Cause and Effect in European Politics and Law

GERB presents its programme for governance

Adelina Marini, June 1, 2009

GERB supports the construction of the second nuclear power station "Belene", said Vladimir Uruchev who presented the energy policy of the party as part of its programme for governance. Uruchev is at the moment an MEP and is heading for a second term in the European parliament with an expertise in energy. He said that a country that doesn't have any resources has no other alternative but nuclear energy. But it should be in a package with the renewable energy sources which, Uruchev said, must be the first of the priorities of the Bulgarian energy policy. But Mr. Uruchev underlined that Bulgarian citizens shouldn't bare additional loan burden for the construction of the "Belene" power station. He probably meant the loan that the current government is negotiating with Russia for 3,8 bn euro.

GERB presented its "Programme for the European Development of Bulgaria" by underlining that it is realistic and based upon a lot of unknown things like the development of the global financial and economic crisis or the state of the country because GERB doesn't believe the government.

Rehabilitation of the National office "Police" and the Unit for fight with organised crime, urgent changes in the legislation for local governance and the local administration so that the function of municipal police is created, and also changes in the Penal code, are part of the tasks that GERB envisage in their programme for governance. A major aim is the restoration of the rule of law and elimination of the current practice for prolonging trials because one of the sides doesn't appear in court. The idea is the investors that will be attracted to feel secure and protected as well as the Bulgarians that have left the country to feel good when they return, because Bulgaria needs them. The priorities of GERB in the sphere of home affairs and the judicial system were presented by Tsvetan Tsvetanov who added that his party will work for the elimination of the doubling of functions. He did not explicitly mention the State agency "National security" but obviously he meant it because this is the only agency that covers the functions of other institutions in the sphere of security.

And with regard to the economic part of the programme for governance, GERB promises to decrease the required capital for registration of a Ltd to 1 euro. At the moment to register an Ltd it is required to present 5,000 levs capital (2,564 euro). Beside this GERB will have financial policy that is entirely complied with the Stability and growth pact of the EU. In his speech before the presentation of the programme, the leader of the party Boyko Borisov said in a video connection as he wasn't present in the hall, that nevertheless the black commercials that are going on against him, GERB will pay very serious attention to the elderly people but he doesn't promise them a raise in pensions. The commercials that are being aired in the media since recently quote Borisov as saying in Chicago that Bulgarian elderly are stupid because they are easily lied by the communists.

GERB intends to decrease the social security burden with up to 0.5 %, speeding of the procedure for return of VAT and 30 days to use investments for over 5 mn levs and 25 new jobs.

GERB pays very serious attention to agriculture and intends to introduce a system for insurance and mutual assistance to cover damages in farming caused by bad weather.

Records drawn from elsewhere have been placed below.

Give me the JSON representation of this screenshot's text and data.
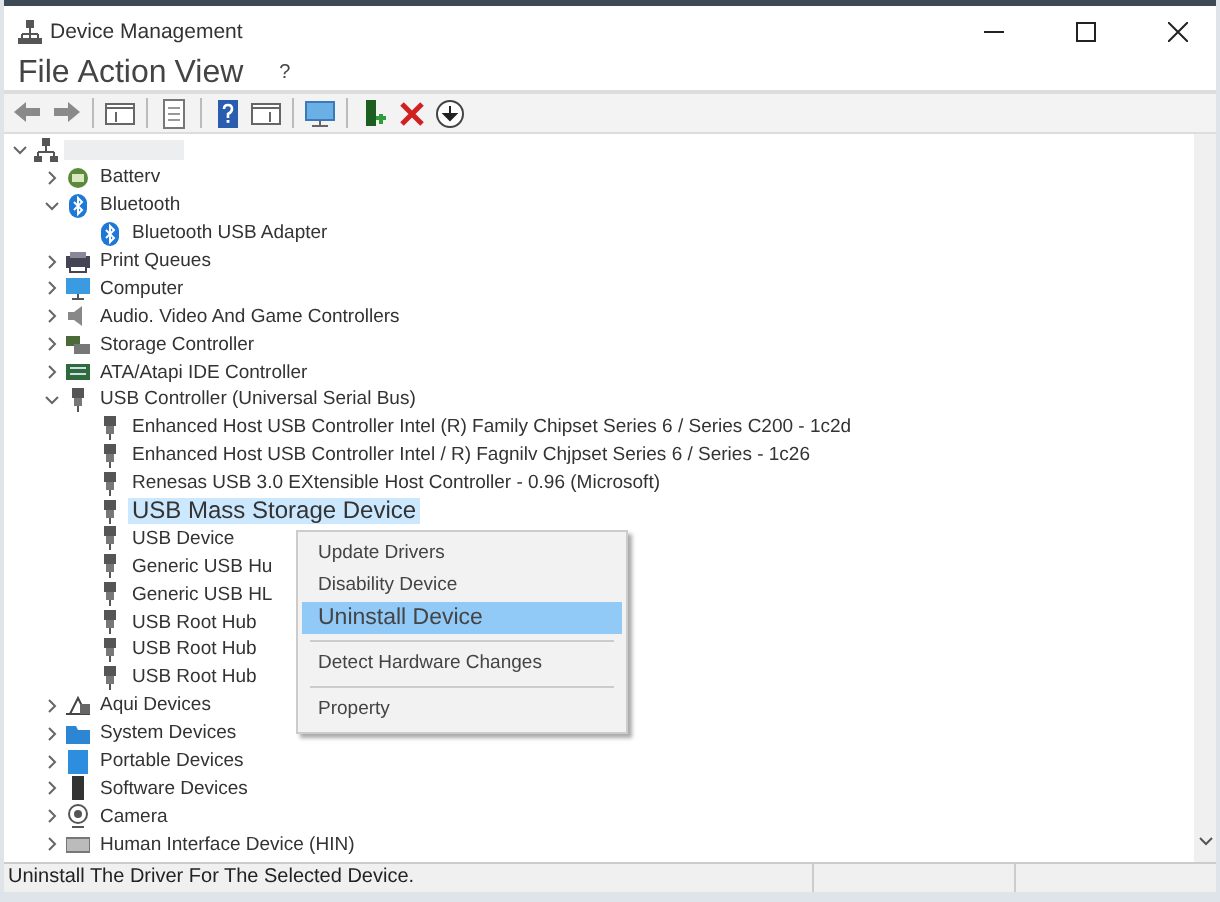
{
  "window": {
    "title": "Device Management"
  },
  "menu": [
    {
      "label": "File"
    },
    {
      "label": "Action"
    },
    {
      "label": "View"
    },
    {
      "label": "?"
    }
  ],
  "tree": [
    {
      "kind": "root",
      "expanded": true,
      "selected": false,
      "children": [
        {
          "label": "Batterv",
          "kind": "battery",
          "expanded": false,
          "selected": false
        },
        {
          "label": "Bluetooth",
          "kind": "bluetooth",
          "expanded": true,
          "selected": false,
          "children": [
            {
              "label": "Bluetooth USB Adapter",
              "kind": "bluetooth",
              "selected": false
            }
          ]
        },
        {
          "label": "Print Queues",
          "kind": "printer",
          "expanded": false,
          "selected": false
        },
        {
          "label": "Computer",
          "kind": "monitor",
          "expanded": false,
          "selected": false
        },
        {
          "label": "Audio. Video And Game Controllers",
          "kind": "speaker",
          "expanded": false,
          "selected": false
        },
        {
          "label": "Storage Controller",
          "kind": "storage",
          "expanded": false,
          "selected": false
        },
        {
          "label": "ATA/Atapi IDE Controller",
          "kind": "chip",
          "expanded": false,
          "selected": false
        },
        {
          "label": "USB Controller (Universal Serial Bus)",
          "kind": "usb",
          "expanded": true,
          "selected": false,
          "children": [
            {
              "label": "Enhanced Host USB Controller Intel (R) Family Chipset Series 6 / Series C200 - 1c2d",
              "kind": "usb",
              "selected": false
            },
            {
              "label": "Enhanced Host USB Controller Intel / R) Fagnilv Chjpset Series 6 / Series - 1c26",
              "kind": "usb",
              "selected": false
            },
            {
              "label": "Renesas USB 3.0 EXtensible Host Controller - 0.96 (Microsoft)",
              "kind": "usb",
              "selected": false
            },
            {
              "label": "USB Mass Storage Device",
              "kind": "usb",
              "selected": true
            },
            {
              "label": "USB Device",
              "kind": "usb",
              "selected": false
            },
            {
              "label": "Generic USB Hu",
              "kind": "usb",
              "selected": false
            },
            {
              "label": "Generic USB HL",
              "kind": "usb",
              "selected": false
            },
            {
              "label": "USB Root Hub",
              "kind": "usb",
              "selected": false
            },
            {
              "label": "USB Root Hub",
              "kind": "usb",
              "selected": false
            },
            {
              "label": "USB Root Hub",
              "kind": "usb",
              "selected": false
            }
          ]
        },
        {
          "label": "Aqui Devices",
          "kind": "network",
          "expanded": false,
          "selected": false
        },
        {
          "label": "System Devices",
          "kind": "folder",
          "expanded": false,
          "selected": false
        },
        {
          "label": "Portable Devices",
          "kind": "tablet",
          "expanded": false,
          "selected": false
        },
        {
          "label": "Software Devices",
          "kind": "phone",
          "expanded": false,
          "selected": false
        },
        {
          "label": "Camera",
          "kind": "webcam",
          "expanded": false,
          "selected": false
        },
        {
          "label": "Human Interface Device (HIN)",
          "kind": "keyboard",
          "expanded": false,
          "selected": false
        }
      ]
    }
  ],
  "context_menu": [
    {
      "kind": "item",
      "label": "Update Drivers",
      "selected": false
    },
    {
      "kind": "item",
      "label": "Disability Device",
      "selected": false
    },
    {
      "kind": "item",
      "label": "Uninstall Device",
      "selected": true
    },
    {
      "kind": "separator"
    },
    {
      "kind": "item",
      "label": "Detect Hardware Changes",
      "selected": false
    },
    {
      "kind": "separator"
    },
    {
      "kind": "item",
      "label": "Property",
      "selected": false
    }
  ],
  "status_bar": {
    "text": "Uninstall The Driver For The Selected Device."
  }
}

And also - changes in the legislation related to farming together with measures that are complied with the reform of the CAP (Common Agriculture Policy) which started 2 years ago.

The only applauses beside those after the speech of the leader, were for Miroslav Naydenov who presented the policy of GERB for Agriculture. He won the applauses after he said that GERB intends to introduce 20 years moratorium over the change of purpose of those forests that are being acquired through exchanges with the state. Naydenov also asked decentralisation in management of forests which now in their biggest part are managed by the state.